--- DATA TO EXAMINE Enclosed Below ---
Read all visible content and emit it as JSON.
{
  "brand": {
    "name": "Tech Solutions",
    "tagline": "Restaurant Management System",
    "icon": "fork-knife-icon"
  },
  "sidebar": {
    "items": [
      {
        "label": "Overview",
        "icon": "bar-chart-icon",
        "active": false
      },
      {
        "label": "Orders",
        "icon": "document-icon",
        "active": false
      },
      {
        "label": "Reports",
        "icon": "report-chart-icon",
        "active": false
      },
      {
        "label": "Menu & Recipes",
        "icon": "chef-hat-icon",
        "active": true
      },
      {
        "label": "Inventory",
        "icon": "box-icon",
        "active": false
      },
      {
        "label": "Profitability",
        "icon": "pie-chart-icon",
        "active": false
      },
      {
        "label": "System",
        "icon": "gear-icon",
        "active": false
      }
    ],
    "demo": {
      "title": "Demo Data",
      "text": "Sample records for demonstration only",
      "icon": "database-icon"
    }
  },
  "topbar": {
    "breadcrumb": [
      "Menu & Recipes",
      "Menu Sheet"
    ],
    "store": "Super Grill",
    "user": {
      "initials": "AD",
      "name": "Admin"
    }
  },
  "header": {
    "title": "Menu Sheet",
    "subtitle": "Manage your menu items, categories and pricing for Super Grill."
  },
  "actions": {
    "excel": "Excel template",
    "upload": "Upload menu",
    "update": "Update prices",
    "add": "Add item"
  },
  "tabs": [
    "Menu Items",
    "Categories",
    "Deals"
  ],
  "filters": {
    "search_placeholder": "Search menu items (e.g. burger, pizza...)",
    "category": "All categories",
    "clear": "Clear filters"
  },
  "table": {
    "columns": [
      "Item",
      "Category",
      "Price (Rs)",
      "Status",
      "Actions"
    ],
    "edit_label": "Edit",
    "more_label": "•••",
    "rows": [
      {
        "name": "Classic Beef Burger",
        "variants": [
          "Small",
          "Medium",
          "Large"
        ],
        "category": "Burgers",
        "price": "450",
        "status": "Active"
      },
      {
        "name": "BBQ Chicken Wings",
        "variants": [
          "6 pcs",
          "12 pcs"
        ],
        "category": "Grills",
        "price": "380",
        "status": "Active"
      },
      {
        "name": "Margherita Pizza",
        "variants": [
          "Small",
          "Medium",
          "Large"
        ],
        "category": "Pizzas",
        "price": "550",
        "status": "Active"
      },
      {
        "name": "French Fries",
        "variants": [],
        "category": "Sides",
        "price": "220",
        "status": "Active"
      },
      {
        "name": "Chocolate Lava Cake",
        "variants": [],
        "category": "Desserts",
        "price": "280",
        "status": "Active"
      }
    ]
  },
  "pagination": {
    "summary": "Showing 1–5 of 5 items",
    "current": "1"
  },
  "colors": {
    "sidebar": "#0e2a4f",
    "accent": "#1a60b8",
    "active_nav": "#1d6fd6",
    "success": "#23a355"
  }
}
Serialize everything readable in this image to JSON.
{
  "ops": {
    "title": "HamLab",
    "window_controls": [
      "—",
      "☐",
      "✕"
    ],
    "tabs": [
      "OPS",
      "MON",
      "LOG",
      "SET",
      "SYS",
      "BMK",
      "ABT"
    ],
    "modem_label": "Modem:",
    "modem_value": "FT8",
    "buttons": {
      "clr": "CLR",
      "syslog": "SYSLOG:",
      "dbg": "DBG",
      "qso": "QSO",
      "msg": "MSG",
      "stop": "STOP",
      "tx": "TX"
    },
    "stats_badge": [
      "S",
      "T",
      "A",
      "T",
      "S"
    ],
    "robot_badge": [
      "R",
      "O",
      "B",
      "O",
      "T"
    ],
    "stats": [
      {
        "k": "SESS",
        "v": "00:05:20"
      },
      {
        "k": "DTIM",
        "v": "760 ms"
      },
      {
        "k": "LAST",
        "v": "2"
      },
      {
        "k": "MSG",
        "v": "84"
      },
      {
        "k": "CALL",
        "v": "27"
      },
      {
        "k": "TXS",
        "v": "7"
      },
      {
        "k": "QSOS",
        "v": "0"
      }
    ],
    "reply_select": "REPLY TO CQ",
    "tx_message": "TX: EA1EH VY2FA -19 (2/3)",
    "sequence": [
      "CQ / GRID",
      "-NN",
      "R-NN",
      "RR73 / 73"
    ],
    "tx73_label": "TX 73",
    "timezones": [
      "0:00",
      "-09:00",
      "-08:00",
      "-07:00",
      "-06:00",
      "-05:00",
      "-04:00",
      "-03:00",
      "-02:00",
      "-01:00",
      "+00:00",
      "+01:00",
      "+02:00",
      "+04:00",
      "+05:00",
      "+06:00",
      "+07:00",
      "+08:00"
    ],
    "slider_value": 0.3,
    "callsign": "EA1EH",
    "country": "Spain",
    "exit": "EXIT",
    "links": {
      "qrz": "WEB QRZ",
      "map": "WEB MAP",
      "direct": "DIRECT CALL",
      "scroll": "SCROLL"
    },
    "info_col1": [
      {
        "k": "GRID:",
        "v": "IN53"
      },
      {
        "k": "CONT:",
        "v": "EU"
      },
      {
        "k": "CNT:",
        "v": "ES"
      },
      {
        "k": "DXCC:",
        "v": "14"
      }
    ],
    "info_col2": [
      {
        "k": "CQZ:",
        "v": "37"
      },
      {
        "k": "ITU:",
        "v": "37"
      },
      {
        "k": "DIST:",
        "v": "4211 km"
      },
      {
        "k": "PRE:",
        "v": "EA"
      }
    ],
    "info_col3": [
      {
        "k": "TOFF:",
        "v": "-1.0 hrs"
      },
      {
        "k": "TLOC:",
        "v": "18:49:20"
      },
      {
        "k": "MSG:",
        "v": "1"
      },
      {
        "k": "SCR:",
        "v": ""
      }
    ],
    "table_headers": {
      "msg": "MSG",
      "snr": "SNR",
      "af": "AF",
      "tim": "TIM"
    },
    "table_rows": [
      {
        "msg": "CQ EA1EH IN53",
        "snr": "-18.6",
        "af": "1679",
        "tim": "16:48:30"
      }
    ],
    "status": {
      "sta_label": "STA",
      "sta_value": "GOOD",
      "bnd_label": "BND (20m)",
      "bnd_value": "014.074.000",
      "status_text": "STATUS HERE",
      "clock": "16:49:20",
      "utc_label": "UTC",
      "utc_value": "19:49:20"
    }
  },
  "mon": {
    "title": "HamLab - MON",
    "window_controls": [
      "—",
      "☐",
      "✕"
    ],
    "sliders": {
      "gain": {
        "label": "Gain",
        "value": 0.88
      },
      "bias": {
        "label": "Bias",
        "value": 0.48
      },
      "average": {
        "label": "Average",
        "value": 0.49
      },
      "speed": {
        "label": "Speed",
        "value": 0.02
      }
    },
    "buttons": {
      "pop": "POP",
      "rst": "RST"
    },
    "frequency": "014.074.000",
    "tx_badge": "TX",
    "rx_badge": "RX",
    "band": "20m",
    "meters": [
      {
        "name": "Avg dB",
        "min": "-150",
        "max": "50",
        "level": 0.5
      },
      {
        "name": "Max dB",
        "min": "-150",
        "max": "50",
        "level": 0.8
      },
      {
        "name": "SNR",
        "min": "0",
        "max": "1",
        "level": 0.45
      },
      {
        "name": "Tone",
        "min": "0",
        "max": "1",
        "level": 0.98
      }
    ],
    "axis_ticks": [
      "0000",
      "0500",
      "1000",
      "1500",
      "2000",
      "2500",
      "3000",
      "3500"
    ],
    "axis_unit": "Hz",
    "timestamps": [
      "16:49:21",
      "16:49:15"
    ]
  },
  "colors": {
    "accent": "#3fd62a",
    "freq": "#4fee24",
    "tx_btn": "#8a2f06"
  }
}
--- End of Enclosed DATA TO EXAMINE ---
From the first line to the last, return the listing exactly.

Read all visible content and emit it as JSON.
{
  "brand": {
    "name": "Tech Solutions",
    "tagline": "Restaurant Management System",
    "icon": "fork-knife-icon"
  },
  "sidebar": {
    "items": [
      {
        "label": "Overview",
        "icon": "bar-chart-icon",
        "active": false
      },
      {
        "label": "Orders",
        "icon": "document-icon",
        "active": false
      },
      {
        "label": "Reports",
        "icon": "report-chart-icon",
        "active": false
      },
      {
        "label": "Menu & Recipes",
        "icon": "chef-hat-icon",
        "active": true
      },
      {
        "label": "Inventory",
        "icon": "box-icon",
        "active": false
      },
      {
        "label": "Profitability",
        "icon": "pie-chart-icon",
        "active": false
      },
      {
        "label": "System",
        "icon": "gear-icon",
        "active": false
      }
    ],
    "demo": {
      "title": "Demo Data",
      "text": "Sample records for demonstration only",
      "icon": "database-icon"
    }
  },
  "topbar": {
    "breadcrumb": [
      "Menu & Recipes",
      "Menu Sheet"
    ],
    "store": "Super Grill",
    "user": {
      "initials": "AD",
      "name": "Admin"
    }
  },
  "header": {
    "title": "Menu Sheet",
    "subtitle": "Manage your menu items, categories and pricing for Super Grill."
  },
  "actions": {
    "excel": "Excel template",
    "upload": "Upload menu",
    "update": "Update prices",
    "add": "Add item"
  },
  "tabs": [
    "Menu Items",
    "Categories",
    "Deals"
  ],
  "filters": {
    "search_placeholder": "Search menu items (e.g. burger, pizza...)",
    "category": "All categories",
    "clear": "Clear filters"
  },
  "table": {
    "columns": [
      "Item",
      "Category",
      "Price (Rs)",
      "Status",
      "Actions"
    ],
    "edit_label": "Edit",
    "more_label": "•••",
    "rows": [
      {
        "name": "Classic Beef Burger",
        "variants": [
          "Small",
          "Medium",
          "Large"
        ],
        "category": "Burgers",
        "price": "450",
        "status": "Active"
      },
      {
        "name": "BBQ Chicken Wings",
        "variants": [
          "6 pcs",
          "12 pcs"
        ],
        "category": "Grills",
        "price": "380",
        "status": "Active"
      },
      {
        "name": "Margherita Pizza",
        "variants": [
          "Small",
          "Medium",
          "Large"
        ],
        "category": "Pizzas",
        "price": "550",
        "status": "Active"
      },
      {
        "name": "French Fries",
        "variants": [],
        "category": "Sides",
        "price": "220",
        "status": "Active"
      },
      {
        "name": "Chocolate Lava Cake",
        "variants": [],
        "category": "Desserts",
        "price": "280",
        "status": "Active"
      }
    ]
  },
  "pagination": {
    "summary": "Showing 1–5 of 5 items",
    "current": "1"
  },
  "colors": {
    "sidebar": "#0e2a4f",
    "accent": "#1a60b8",
    "active_nav": "#1d6fd6",
    "success": "#23a355"
  }
}
Serialize everything readable in this image to JSON.
{
  "ops": {
    "title": "HamLab",
    "window_controls": [
      "—",
      "☐",
      "✕"
    ],
    "tabs": [
      "OPS",
      "MON",
      "LOG",
      "SET",
      "SYS",
      "BMK",
      "ABT"
    ],
    "modem_label": "Modem:",
    "modem_value": "FT8",
    "buttons": {
      "clr": "CLR",
      "syslog": "SYSLOG:",
      "dbg": "DBG",
      "qso": "QSO",
      "msg": "MSG",
      "stop": "STOP",
      "tx": "TX"
    },
    "stats_badge": [
      "S",
      "T",
      "A",
      "T",
      "S"
    ],
    "robot_badge": [
      "R",
      "O",
      "B",
      "O",
      "T"
    ],
    "stats": [
      {
        "k": "SESS",
        "v": "00:05:20"
      },
      {
        "k": "DTIM",
        "v": "760 ms"
      },
      {
        "k": "LAST",
        "v": "2"
      },
      {
        "k": "MSG",
        "v": "84"
      },
      {
        "k": "CALL",
        "v": "27"
      },
      {
        "k": "TXS",
        "v": "7"
      },
      {
        "k": "QSOS",
        "v": "0"
      }
    ],
    "reply_select": "REPLY TO CQ",
    "tx_message": "TX: EA1EH VY2FA -19 (2/3)",
    "sequence": [
      "CQ / GRID",
      "-NN",
      "R-NN",
      "RR73 / 73"
    ],
    "tx73_label": "TX 73",
    "timezones": [
      "0:00",
      "-09:00",
      "-08:00",
      "-07:00",
      "-06:00",
      "-05:00",
      "-04:00",
      "-03:00",
      "-02:00",
      "-01:00",
      "+00:00",
      "+01:00",
      "+02:00",
      "+04:00",
      "+05:00",
      "+06:00",
      "+07:00",
      "+08:00"
    ],
    "slider_value": 0.3,
    "callsign": "EA1EH",
    "country": "Spain",
    "exit": "EXIT",
    "links": {
      "qrz": "WEB QRZ",
      "map": "WEB MAP",
      "direct": "DIRECT CALL",
      "scroll": "SCROLL"
    },
    "info_col1": [
      {
        "k": "GRID:",
        "v": "IN53"
      },
      {
        "k": "CONT:",
        "v": "EU"
      },
      {
        "k": "CNT:",
        "v": "ES"
      },
      {
        "k": "DXCC:",
        "v": "14"
      }
    ],
    "info_col2": [
      {
        "k": "CQZ:",
        "v": "37"
      },
      {
        "k": "ITU:",
        "v": "37"
      },
      {
        "k": "DIST:",
        "v": "4211 km"
      },
      {
        "k": "PRE:",
        "v": "EA"
      }
    ],
    "info_col3": [
      {
        "k": "TOFF:",
        "v": "-1.0 hrs"
      },
      {
        "k": "TLOC:",
        "v": "18:49:20"
      },
      {
        "k": "MSG:",
        "v": "1"
      },
      {
        "k": "SCR:",
        "v": ""
      }
    ],
    "table_headers": {
      "msg": "MSG",
      "snr": "SNR",
      "af": "AF",
      "tim": "TIM"
    },
    "table_rows": [
      {
        "msg": "CQ EA1EH IN53",
        "snr": "-18.6",
        "af": "1679",
        "tim": "16:48:30"
      }
    ],
    "status": {
      "sta_label": "STA",
      "sta_value": "GOOD",
      "bnd_label": "BND (20m)",
      "bnd_value": "014.074.000",
      "status_text": "STATUS HERE",
      "clock": "16:49:20",
      "utc_label": "UTC",
      "utc_value": "19:49:20"
    }
  },
  "mon": {
    "title": "HamLab - MON",
    "window_controls": [
      "—",
      "☐",
      "✕"
    ],
    "sliders": {
      "gain": {
        "label": "Gain",
        "value": 0.88
      },
      "bias": {
        "label": "Bias",
        "value": 0.48
      },
      "average": {
        "label": "Average",
        "value": 0.49
      },
      "speed": {
        "label": "Speed",
        "value": 0.02
      }
    },
    "buttons": {
      "pop": "POP",
      "rst": "RST"
    },
    "frequency": "014.074.000",
    "tx_badge": "TX",
    "rx_badge": "RX",
    "band": "20m",
    "meters": [
      {
        "name": "Avg dB",
        "min": "-150",
        "max": "50",
        "level": 0.5
      },
      {
        "name": "Max dB",
        "min": "-150",
        "max": "50",
        "level": 0.8
      },
      {
        "name": "SNR",
        "min": "0",
        "max": "1",
        "level": 0.45
      },
      {
        "name": "Tone",
        "min": "0",
        "max": "1",
        "level": 0.98
      }
    ],
    "axis_ticks": [
      "0000",
      "0500",
      "1000",
      "1500",
      "2000",
      "2500",
      "3000",
      "3500"
    ],
    "axis_unit": "Hz",
    "timestamps": [
      "16:49:21",
      "16:49:15"
    ]
  },
  "colors": {
    "accent": "#3fd62a",
    "freq": "#4fee24",
    "tx_btn": "#8a2f06"
  }
}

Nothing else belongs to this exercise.